At trial, Morris stipulated to his prior convictions but reserved the right to challenge their constitutionality. Following a bench trial, the court found Morris guilty. Prior to sentencing, Morris renewed his challenge to the constitutionality of his prior guilty pleas which the court rejected. Morris was sentenced to the mandatory minimum term of 15 years' imprisonment under 18 U.S.C. § 924(e) (1). Morris timely appeals.
Morris contends that his previous felony convictions are based upon guilty pleas which were neither voluntarily nor intelligently given and thus fail to provide the proper factual predicate for enhancing his sentence. The issue here is whether the district court erred in relying on Morris's prior felony convictions to enhance his sentence. As a mixed question of law and fact, we review the voluntariness of a guilty plea independently. See United States v. McConney, 728 F.2d 1195, 1204 (9th Cir.) (en banc), cert. denied, 469 U.S. 824 (1984). The district court's findings of fact regarding the constitutional validity of prior felony convictions must be supported by clear and convincing evidence. See United States v. Freed, 703 F.2d 394, 395 (9th Cir.) (Freed), cert. denied, 464 U.S. 839 (1983).
Prior felony convictions based on guilty pleas entered in state criminal trials may be used to enhance a defendant's sentence only if the defendant voluntarily and intelligently waived several federal constitutional rights. Boykin v. Alabama, 395 U.S. 238, 242-43 (1968). The accused must waive the right (1) to a trial by jury, (2) to confront accusers, and (3) to avoid self-incrimination. Id. at 243. The constitutional validity of a guilty plea may be attacked collaterally when that conviction is being used as the basis for sentence enhancement.

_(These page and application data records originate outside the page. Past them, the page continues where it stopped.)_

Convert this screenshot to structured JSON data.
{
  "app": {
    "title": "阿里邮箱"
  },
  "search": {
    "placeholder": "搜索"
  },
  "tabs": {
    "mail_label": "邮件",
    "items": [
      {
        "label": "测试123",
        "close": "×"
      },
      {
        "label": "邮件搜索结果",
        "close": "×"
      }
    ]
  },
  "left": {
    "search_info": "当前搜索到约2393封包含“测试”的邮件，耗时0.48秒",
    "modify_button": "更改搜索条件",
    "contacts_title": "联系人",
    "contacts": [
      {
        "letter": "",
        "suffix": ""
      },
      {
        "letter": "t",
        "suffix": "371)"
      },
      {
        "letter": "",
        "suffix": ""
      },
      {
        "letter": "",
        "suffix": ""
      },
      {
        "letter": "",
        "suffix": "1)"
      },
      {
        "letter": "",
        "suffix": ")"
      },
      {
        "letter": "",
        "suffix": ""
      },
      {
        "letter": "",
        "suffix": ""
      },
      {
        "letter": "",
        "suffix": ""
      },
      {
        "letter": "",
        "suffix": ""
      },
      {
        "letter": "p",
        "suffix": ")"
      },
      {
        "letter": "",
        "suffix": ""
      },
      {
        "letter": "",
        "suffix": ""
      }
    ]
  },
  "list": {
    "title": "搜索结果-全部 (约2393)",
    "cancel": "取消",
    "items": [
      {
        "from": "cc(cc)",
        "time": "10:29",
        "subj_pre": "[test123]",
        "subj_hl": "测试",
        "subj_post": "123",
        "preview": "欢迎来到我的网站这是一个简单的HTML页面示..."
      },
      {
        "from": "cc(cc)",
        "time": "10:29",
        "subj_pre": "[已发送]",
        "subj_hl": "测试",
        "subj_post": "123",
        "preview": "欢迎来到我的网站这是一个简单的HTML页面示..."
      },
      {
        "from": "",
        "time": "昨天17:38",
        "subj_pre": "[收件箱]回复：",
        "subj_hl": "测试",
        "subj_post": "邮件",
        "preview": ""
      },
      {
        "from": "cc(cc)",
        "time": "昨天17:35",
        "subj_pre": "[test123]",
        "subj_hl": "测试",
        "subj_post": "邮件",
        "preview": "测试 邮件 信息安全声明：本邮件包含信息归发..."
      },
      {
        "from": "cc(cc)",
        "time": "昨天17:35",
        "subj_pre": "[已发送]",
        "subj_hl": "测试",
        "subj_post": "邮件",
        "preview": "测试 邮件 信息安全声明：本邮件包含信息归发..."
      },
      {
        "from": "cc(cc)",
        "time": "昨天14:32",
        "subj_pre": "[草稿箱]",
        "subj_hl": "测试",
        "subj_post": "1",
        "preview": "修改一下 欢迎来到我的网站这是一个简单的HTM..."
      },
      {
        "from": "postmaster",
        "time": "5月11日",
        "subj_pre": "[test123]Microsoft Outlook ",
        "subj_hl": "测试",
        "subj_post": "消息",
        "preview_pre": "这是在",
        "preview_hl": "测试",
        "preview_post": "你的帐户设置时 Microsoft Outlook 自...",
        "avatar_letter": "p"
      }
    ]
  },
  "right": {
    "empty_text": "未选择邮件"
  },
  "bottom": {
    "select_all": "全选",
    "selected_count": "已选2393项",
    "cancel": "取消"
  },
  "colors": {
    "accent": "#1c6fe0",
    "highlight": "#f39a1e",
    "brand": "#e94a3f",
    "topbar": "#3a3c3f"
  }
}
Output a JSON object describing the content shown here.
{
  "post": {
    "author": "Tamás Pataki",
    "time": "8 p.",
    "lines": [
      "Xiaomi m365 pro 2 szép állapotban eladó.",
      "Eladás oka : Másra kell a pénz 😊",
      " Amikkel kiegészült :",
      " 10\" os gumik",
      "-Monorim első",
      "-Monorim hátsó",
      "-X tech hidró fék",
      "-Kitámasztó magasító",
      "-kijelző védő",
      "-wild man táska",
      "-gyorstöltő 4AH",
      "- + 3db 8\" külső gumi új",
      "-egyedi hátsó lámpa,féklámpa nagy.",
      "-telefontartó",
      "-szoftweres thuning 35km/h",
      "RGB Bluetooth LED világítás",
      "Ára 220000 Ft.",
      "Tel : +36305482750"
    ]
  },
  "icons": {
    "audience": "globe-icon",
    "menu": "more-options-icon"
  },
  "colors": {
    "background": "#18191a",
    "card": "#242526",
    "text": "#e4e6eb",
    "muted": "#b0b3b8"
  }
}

United States v. Clawson, 831 F.2d 909, 914 (9th Cir. 1987) (Clawson), cert. denied, 109 S. Ct. 303 (1988). While constitutional waivers are not dependent upon a particular ritual, the record must affirmatively disclose that the guilty plea was entered understandingly and voluntarily. See Freed, 703 F.2d at 395. If the record does not affirmatively establish a waiver of Boykin rights, then the government has the burden to prove that the prior guilty plea was entered after an intelligent and voluntary waiver of the accused's constitutional rights. See United States v. Goodheim, 651 F.2d 1294, 1299 (9th Cir. 1981) (Goodheim I) ; United States v. Pricepaul, 540 F.2d 417, 424 (9th Cir. 1976) (Pricepaul) .
Here, Morris was represented by counsel and executed a written waiver of constitutional rights when he entered his pleas to robbery and armed robbery in 1978. Morris pleaded guilty to two crimes on a single plea agreement in 1978. This plea is sufficient to charge him with two felonies for purposes of sentence enhancement. See United States v. Wicks, 833 F.2d 192, 193 (9th Cir. 1987), cert. denied, 109 S. Ct. 381 (1988). The record of Morris's 1974 guilty plea to burglary contains a written waiver of his constitutional rights and indicates that he was represented by counsel. In addition, the state court's record of both the 1974 and 1978 pleas state that Morris intelligently waived his constitutional rights.
The record therefore affirmatively discloses that Morris's 1974 and 1978 guilty pleas were voluntarily and knowingly entered. See Pricepaul, 540 F.2d at 424-25. The burden of proof never shifted to the government to prove the validity of Morris's guilty pleas. See id.; Goodheim I, 651 F.2d at 1299. Moreover, Morris failed to proffer any evidence that his prior guilty pleas were entered into in violation of Boykin. We hold that Morris's three felony convictions provide a sufficient basis to enhance his sentence. See Clawson, 831 F.2d at 914-15. We need not address the constitutionality of Morris's 1972 plea.
The panel is unanimously of the opinion that oral argument is not required in this case. Fed. R. App. P. 34(a)